September 11th has always been difficult to remember or to write about. I remember that day very clearly since my husband lost a dear friend, and a co-worker that day. His company lost three employees on September 11th. I was on the road, on a bright autumn day, coming home from the Rochester Fair. Before I left I saw on the TV that one plane had hit a building in New York. However, as I was driving the radio news evolved into something so horrific I had shut off the car radio. I tried to find music on the air, but no one was playing music. As I neared home I turned on the radio again and heard news worse than I could believe, and that Londonderry was letting the kids out of school early. I pulled over into a service station, and called my husband's office. When he told me his co-worker was on Flight 11 I could hardly drive the rest of way to the house. I'll never forget that moment in time. I can hardly pass that service station, even now more than 10 years later, without getting the willies.
Many people in Southern New Hampshire and nearby Massachusetts communities were on flights that were hi-jacked out of Boston. The air traffic controllers in nearby Nashua heard about the hi-jacking before the planes hit the towers in New York, and listened in horror as events unfolded. It has been difficult to find anything uplifting in the aftermath of the disaster. But time does heal wounds, and in the ten years since 11 September 2001 the communities in our area have come to terms with the sadness and shock. There were many somber, but positive and patriotic activities planned for the 10th anniversary.
Here are a few stories and photos of September 11th memorials in our area:

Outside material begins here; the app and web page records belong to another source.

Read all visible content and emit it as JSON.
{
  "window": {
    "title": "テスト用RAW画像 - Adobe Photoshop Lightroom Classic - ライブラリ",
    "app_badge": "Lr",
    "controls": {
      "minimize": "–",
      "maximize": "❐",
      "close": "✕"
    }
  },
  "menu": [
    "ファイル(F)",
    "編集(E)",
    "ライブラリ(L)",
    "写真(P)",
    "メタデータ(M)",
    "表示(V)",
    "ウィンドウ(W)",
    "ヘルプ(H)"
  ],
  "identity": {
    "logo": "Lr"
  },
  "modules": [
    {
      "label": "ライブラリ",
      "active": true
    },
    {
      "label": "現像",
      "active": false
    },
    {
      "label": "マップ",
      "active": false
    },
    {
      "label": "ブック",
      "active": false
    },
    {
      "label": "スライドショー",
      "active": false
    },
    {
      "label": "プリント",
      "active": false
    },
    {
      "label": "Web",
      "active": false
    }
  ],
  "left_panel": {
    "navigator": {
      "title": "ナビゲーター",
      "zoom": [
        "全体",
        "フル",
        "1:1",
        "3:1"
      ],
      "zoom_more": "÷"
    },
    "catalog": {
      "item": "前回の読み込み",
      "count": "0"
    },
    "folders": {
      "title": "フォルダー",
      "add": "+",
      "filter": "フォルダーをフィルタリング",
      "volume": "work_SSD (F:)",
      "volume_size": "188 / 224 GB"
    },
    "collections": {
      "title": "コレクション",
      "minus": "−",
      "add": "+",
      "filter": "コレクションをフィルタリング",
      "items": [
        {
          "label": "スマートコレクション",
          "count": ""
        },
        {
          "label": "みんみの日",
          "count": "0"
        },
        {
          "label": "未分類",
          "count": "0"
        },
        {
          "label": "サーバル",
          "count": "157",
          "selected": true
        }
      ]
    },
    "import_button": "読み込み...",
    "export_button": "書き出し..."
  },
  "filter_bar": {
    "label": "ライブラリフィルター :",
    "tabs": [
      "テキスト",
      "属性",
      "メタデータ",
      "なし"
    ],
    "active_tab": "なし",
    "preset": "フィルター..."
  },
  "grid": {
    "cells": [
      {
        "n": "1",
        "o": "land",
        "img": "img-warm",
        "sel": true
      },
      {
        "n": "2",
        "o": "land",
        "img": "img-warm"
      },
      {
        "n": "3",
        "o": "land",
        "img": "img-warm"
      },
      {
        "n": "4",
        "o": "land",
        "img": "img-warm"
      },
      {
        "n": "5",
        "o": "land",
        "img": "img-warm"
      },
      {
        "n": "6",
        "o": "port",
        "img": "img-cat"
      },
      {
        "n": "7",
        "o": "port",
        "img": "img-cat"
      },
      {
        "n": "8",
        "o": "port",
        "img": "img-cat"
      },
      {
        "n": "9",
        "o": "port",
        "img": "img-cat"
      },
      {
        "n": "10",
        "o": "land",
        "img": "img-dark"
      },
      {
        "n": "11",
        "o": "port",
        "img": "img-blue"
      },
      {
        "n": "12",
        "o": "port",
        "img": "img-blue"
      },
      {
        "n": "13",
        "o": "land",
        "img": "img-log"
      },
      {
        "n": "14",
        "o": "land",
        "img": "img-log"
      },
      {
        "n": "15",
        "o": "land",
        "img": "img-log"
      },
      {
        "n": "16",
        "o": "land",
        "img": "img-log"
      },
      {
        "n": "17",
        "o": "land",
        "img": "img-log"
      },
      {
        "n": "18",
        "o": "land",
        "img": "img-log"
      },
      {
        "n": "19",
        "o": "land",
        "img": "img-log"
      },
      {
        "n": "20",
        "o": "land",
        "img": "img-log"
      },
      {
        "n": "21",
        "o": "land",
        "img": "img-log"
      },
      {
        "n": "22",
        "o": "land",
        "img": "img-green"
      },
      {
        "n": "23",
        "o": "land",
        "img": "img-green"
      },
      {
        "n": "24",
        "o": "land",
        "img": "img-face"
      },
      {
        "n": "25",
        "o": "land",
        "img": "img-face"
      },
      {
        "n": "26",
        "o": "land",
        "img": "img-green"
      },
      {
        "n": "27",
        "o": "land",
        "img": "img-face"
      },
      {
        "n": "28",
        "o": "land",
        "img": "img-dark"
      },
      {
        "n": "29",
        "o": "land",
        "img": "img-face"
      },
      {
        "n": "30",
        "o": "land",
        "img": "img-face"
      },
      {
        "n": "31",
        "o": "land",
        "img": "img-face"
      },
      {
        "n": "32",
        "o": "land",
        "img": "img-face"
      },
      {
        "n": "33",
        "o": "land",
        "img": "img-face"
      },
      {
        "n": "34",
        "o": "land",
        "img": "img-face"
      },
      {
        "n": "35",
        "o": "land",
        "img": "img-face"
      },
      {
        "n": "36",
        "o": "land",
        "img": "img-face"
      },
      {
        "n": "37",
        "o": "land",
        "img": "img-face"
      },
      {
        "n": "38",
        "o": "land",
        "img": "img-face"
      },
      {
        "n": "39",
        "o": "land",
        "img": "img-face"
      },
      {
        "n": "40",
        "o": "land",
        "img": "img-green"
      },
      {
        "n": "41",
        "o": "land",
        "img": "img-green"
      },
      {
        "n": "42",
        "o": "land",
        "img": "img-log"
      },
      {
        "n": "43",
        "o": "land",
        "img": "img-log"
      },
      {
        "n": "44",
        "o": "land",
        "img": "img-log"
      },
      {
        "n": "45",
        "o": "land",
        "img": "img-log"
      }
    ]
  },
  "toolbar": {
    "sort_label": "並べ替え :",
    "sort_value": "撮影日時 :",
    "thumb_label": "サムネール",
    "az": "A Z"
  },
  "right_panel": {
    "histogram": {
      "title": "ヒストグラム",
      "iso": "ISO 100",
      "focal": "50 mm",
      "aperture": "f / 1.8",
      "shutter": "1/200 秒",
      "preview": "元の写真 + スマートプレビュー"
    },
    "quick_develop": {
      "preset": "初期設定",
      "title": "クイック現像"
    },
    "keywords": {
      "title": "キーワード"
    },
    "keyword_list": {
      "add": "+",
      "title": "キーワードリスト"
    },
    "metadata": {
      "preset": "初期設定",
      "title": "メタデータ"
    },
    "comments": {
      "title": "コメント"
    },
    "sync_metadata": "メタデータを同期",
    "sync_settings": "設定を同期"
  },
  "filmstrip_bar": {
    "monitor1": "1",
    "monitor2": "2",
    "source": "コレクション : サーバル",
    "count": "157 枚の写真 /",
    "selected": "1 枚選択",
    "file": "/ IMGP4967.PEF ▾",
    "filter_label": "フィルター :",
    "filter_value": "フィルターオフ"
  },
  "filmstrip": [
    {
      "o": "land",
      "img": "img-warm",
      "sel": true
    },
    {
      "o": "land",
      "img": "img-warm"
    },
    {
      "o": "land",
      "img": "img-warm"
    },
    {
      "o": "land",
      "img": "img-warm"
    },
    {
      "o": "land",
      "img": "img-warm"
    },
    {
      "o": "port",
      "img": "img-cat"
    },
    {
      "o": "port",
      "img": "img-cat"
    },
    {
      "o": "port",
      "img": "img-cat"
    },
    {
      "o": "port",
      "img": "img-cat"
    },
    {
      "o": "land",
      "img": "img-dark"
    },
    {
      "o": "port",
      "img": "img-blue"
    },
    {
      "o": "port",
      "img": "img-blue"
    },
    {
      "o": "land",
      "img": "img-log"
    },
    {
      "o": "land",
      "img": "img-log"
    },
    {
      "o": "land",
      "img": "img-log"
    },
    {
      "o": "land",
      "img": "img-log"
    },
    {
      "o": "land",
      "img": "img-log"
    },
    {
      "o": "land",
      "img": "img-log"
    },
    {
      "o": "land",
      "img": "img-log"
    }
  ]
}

|Londonderry, NH, September 11th Memorial|
Close to Londonderry there is also a memorial to September 11th at Benson Park in Hudson, New Hampshire. This spot is located on the land that was previously known as Benson's Wild Animal Park, on Kimball Hill Road. In nearby Dracut, Massachusetts are two memorials to Captain John Ogonowski, who was a resident of Dracut and Captain of Flight 11.
|September 11th Memorial at Boston Public Garden|
|Chuck Jones's name is inscribed here|
This memorial is located in Boston's famous Public Garden, near Arlington Street and the iconic Swan Boats. It lists the people lost from the Boston Area, including Col. Chuck Jones, my husband's friend and co-worker, who was on Flight 11. He lived in Bedford, Massachusetts and worked in Merrimack, New Hampshire. http://www.voicesofseptember11.org/dev/memorials.php?mem_id=133 There is also a memorial at Boston's Logan Airport to the victims of American Airlines Flight 11 and United Flight 175.
There is also a Memorial Labyrinth dedicated to the 22 Boston College alumni who lost their lives on September 11th. It is a copy of the labyrinth at the Chartres Cathedral, France, and is located on the Campus of Boston College in Newton, Massachusetts. http://www.bc.edu/alumni/association/labyrinth.html
Today Hampton, New Hampshire dedicated a new memorial naming victims of September 11th who are from this seacoast town. You can read about the monument at this link: http://www.wmur.com/news/nh-news/NH-symbols-to-be-engraved-in-Hampton-monument/-/9857858/16558066/-/vwbm2h/-/index.html?absolute=true&utm_source=dlvr.it&utm_medium=twitter&utm_campaign=wmur9
|Linda George, buried in Holden, Massachusetts|
Our wonderful state of New Hampshire has come up with a gentle way of remembering September 11th that is very emblematic of the Granite State. One of the wonders of our geography is 48 mountains that reach to 4,000 feet or higher. Since we are a state that sits at sea level (all 18 miles of our coastline!) that is a curious thing to have such high mountains. "Peak-bagging" is a hobby for many Granite Staters, and they make it a lifetime effort to scale all 48 of these peaks.
On the day after September 11, 2001 a group of hikers raised an extra large flag on Mount Liberty in remembrance of the disaster. The event spread, with more hikers participating on more New Hampshire peaks the following September 11th. On the 10th anniversary of this event, thousands signed up to fly flags from all 48 of the 4,000 footers. Even non-hikers and the handicapped were able to join in since there are chair lifts, roads or a train to at least three of the peaks (Wildcat, Cannon, and Mount Washington). If you would like to participate you can check out the website www.flagsonthe48.org, or email firstname.lastname@example.org
|This photo was found on Picasa|
by "James" taken on 11 Sept 2010 on Mount Bondcliff, 4265 feet above sea level
This is a link to a story about the 4,000 footer flag raisings from the Union Leader, Newspaper of Concord, NH http://www.unionleader.com/article/20110825/NEWS10/708259975/0/NEWS02
Thanks for all the love rising from the rubble...
Copyright 2011, Heather Wilkinson Rojo